WHAT YOU SHOULD DO - Where does the word "review" occur in the entries below? Copy every line that has it.

Collection entries -

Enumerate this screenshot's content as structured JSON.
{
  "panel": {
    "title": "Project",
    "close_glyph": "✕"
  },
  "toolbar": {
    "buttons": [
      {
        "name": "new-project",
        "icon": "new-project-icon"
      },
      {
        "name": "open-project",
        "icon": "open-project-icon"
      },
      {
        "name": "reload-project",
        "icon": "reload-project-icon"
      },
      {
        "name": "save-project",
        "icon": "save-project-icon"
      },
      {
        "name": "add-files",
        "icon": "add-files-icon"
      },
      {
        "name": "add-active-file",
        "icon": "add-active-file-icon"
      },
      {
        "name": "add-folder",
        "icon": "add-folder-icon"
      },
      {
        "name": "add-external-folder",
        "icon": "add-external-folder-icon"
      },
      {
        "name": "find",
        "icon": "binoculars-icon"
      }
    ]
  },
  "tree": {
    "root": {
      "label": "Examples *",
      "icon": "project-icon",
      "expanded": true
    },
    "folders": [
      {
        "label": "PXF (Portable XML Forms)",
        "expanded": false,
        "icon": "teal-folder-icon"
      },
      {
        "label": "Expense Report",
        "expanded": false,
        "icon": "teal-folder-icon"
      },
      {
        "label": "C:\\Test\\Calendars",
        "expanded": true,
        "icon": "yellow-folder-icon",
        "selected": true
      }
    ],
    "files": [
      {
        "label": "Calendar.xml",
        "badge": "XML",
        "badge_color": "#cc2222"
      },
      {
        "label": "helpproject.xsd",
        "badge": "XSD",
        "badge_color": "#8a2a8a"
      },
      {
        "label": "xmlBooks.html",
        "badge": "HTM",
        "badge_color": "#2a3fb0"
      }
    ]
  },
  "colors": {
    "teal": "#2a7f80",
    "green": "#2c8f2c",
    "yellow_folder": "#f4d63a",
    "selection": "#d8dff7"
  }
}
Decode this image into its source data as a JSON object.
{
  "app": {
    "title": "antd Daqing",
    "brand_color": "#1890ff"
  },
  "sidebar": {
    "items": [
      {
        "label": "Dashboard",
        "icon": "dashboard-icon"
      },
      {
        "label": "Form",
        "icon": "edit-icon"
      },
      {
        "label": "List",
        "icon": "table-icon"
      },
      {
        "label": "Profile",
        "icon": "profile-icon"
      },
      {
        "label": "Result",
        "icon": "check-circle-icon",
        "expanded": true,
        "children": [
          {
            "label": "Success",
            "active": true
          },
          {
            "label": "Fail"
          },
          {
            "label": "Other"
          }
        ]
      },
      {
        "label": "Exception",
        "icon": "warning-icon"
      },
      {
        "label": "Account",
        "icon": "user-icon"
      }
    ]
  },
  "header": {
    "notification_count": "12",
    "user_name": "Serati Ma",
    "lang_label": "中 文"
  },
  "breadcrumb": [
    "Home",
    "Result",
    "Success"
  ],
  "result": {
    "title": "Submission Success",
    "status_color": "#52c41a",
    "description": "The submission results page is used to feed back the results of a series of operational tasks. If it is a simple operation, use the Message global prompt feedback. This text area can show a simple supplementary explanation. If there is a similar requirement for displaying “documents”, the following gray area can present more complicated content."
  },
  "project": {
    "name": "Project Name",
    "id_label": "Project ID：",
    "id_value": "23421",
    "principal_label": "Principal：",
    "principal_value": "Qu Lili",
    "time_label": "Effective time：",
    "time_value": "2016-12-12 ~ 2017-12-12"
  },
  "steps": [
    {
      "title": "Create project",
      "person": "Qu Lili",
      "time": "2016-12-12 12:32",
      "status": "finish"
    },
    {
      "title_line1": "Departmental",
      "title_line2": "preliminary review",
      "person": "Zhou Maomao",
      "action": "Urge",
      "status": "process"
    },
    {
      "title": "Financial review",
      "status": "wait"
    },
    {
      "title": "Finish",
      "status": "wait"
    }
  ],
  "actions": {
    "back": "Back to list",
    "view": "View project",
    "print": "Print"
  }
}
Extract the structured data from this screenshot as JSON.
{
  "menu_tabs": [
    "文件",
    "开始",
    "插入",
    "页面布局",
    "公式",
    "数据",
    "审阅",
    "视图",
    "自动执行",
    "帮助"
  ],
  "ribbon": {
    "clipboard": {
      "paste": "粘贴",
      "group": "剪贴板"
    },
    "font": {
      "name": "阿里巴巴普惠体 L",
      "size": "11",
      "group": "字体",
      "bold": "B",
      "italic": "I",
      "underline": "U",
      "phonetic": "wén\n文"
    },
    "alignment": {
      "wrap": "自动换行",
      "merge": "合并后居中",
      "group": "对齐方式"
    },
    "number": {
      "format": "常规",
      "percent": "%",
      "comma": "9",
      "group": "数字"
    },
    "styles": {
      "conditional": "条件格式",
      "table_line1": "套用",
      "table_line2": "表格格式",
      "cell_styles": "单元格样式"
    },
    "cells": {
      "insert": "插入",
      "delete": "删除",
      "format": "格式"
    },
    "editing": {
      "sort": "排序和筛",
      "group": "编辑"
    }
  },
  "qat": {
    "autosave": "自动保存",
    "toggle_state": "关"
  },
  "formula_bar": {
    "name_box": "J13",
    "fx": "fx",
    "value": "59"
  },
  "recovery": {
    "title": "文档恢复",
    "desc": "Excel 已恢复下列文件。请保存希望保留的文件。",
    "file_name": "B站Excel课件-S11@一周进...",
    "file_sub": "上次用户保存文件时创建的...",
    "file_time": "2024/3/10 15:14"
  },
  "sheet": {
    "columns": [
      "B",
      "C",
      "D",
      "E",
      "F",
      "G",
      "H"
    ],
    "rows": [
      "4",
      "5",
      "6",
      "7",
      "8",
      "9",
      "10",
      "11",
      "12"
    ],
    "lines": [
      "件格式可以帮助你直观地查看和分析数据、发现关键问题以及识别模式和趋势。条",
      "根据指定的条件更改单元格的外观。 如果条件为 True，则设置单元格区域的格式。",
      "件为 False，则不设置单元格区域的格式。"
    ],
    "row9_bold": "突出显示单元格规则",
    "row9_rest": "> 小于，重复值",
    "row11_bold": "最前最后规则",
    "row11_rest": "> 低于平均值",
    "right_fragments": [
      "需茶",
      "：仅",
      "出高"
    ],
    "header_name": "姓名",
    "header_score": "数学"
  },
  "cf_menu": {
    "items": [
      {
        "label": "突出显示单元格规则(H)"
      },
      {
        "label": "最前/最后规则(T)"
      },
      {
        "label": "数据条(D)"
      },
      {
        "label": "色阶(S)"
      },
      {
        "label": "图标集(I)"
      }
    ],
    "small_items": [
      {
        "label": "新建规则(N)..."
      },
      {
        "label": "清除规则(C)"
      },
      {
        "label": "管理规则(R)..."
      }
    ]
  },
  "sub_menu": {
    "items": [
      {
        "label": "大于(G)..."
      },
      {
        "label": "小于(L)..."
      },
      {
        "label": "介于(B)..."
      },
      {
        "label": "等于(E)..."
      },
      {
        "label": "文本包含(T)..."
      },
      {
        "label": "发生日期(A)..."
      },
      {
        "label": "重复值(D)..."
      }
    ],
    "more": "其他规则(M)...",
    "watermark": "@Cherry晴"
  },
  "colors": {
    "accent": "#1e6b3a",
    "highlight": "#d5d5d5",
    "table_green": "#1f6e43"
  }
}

THE ANSWER -
      "title_line2": "preliminary review",
      "title": "Financial review",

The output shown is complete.